Literature, Urban

London’s abandoned underground stations

Like Fritz Leiber and Thomas Ligotti, the setting for the weird fiction of Mark Samuels is often an urban environment. The British horror writer Ramsey Campbell describes Samuel’s stories as ‘Urban Tales of Terror’ in the introduction to Samuel’s  latest collection of short stories, ‘Glyphotech and Other Macabre Stories.’

The setting for these urban tales of terror is usually London, where the writer was born and still lives. A disturbing example of this type of writing is his debut novella The Face of Twilight.

‘Sentinels,’ one of the stories in Glyphotech,  features the fascinating world of abandoned London Underground Stations. The main character investigates the disappearance of a tube train driver riding the very last train of the night, on a line that passes these abandoned Underground Stations.

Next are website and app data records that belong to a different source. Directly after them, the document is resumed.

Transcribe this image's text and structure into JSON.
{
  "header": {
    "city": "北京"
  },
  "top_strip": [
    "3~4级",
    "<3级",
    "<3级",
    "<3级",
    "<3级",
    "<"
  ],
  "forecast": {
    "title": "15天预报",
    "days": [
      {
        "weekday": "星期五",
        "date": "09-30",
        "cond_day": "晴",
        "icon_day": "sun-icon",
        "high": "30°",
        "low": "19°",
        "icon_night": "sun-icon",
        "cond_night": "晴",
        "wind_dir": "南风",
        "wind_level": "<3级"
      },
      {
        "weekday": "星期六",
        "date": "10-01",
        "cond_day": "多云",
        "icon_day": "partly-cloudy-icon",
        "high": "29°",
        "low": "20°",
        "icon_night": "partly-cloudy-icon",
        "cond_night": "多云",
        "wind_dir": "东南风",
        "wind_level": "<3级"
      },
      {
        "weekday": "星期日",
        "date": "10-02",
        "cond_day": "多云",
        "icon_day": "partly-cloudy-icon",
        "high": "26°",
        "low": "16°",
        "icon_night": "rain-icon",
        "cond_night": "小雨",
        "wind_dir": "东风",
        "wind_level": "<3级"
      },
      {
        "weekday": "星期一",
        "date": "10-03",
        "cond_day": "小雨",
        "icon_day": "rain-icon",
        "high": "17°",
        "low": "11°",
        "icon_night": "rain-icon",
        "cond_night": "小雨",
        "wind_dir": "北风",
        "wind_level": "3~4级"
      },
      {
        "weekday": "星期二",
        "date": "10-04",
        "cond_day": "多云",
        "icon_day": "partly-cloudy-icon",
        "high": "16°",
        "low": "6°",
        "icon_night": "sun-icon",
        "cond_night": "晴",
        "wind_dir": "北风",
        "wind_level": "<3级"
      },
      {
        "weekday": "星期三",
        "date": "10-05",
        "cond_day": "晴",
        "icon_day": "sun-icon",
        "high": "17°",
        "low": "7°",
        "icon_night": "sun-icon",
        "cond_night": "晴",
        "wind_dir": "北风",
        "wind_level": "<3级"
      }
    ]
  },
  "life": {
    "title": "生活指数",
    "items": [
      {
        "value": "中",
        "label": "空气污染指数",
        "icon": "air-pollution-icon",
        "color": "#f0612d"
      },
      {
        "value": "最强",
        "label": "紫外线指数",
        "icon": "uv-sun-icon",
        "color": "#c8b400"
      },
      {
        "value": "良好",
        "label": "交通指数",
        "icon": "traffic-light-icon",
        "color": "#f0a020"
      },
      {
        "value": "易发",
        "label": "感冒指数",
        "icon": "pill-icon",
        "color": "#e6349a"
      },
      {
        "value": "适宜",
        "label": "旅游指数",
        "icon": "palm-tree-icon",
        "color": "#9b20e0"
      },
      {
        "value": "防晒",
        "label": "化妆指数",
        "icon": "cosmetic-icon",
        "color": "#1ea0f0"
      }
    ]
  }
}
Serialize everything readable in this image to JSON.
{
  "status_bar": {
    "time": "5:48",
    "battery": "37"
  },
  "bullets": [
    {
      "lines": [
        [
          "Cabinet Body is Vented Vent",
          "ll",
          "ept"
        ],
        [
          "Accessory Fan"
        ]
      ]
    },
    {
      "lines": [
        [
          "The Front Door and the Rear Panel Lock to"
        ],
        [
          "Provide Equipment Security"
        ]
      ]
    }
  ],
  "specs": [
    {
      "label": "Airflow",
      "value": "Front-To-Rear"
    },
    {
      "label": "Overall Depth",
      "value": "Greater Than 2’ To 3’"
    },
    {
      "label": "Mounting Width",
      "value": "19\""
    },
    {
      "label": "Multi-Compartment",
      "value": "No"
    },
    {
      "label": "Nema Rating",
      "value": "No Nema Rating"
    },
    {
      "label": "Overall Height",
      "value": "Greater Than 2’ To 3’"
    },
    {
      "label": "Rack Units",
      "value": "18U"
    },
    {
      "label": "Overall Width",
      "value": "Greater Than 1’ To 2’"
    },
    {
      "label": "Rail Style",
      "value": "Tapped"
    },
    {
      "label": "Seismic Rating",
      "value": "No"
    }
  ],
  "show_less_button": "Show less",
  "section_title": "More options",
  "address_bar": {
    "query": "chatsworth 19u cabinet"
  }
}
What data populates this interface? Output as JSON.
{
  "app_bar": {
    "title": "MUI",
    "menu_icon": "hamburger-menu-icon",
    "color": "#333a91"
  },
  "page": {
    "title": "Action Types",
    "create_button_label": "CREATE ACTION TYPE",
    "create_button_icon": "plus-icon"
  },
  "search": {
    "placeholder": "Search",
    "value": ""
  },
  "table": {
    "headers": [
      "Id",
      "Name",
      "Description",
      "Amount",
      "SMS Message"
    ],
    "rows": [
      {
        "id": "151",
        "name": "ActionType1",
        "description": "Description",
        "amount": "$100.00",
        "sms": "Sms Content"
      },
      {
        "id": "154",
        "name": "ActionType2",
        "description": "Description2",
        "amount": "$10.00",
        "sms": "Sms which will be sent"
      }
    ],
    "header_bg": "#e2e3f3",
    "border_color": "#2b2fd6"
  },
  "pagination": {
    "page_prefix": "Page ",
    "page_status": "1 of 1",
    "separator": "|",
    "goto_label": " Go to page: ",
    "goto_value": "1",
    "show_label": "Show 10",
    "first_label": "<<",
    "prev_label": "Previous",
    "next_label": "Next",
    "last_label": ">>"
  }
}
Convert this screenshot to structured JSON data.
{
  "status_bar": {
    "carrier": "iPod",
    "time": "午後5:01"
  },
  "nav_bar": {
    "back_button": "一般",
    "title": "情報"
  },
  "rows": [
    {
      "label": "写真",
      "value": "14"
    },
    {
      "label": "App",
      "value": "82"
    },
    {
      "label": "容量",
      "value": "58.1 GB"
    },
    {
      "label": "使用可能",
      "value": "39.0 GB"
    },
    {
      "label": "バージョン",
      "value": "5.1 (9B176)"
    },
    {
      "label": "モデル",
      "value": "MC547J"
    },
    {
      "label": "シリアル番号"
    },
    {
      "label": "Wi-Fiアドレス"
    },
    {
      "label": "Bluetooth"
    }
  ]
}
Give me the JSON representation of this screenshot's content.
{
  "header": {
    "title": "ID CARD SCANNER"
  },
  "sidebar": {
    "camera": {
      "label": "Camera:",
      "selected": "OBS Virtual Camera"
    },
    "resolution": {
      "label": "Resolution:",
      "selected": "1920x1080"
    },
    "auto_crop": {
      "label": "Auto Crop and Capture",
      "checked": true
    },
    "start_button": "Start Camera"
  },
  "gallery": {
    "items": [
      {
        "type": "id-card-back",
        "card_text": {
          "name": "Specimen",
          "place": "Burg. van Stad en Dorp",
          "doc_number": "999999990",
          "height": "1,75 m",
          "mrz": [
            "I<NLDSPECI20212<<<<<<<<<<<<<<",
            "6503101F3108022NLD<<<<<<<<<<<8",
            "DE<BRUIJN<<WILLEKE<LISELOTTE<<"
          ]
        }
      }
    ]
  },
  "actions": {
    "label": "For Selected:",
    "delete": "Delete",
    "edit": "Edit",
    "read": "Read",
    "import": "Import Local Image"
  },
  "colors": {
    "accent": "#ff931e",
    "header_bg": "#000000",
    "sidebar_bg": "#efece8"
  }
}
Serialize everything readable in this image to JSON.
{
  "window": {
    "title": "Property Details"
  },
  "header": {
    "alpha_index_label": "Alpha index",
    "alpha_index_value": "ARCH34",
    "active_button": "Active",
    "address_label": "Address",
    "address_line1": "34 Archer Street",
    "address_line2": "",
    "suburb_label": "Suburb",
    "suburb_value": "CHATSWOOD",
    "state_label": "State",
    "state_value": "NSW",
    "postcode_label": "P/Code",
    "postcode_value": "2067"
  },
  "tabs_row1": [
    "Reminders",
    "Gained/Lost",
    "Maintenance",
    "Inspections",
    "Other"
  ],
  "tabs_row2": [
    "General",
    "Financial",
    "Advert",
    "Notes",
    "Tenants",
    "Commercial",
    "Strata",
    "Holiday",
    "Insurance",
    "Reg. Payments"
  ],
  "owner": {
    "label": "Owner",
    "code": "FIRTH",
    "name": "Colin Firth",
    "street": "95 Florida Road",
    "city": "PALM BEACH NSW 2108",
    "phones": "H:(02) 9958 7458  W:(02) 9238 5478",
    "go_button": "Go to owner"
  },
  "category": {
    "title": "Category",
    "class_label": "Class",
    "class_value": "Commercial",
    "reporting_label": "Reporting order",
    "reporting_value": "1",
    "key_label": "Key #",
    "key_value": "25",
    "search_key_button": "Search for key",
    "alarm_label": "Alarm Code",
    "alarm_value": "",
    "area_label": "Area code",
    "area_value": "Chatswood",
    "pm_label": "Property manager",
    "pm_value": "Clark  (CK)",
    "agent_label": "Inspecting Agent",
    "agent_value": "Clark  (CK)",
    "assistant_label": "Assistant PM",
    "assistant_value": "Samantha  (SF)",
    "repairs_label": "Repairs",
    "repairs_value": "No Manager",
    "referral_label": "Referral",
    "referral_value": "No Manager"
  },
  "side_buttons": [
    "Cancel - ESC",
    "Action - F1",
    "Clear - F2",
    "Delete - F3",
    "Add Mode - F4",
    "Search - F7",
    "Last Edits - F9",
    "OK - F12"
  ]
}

If you ever visited or lived in London you may have seen remnants of these old Underground Stations, either the abandoned entrances visible from the streets or while being on the Underground. On some lines you can catch a glimpse of these abandoned stations. Supposedly there are more than 40 abandoned or relocated stations and it is a fascinating world far away from the busy streets of London, but unfortunately well monitored and fenced off to keep the interested away.

York Station – One of London’s abandoned stations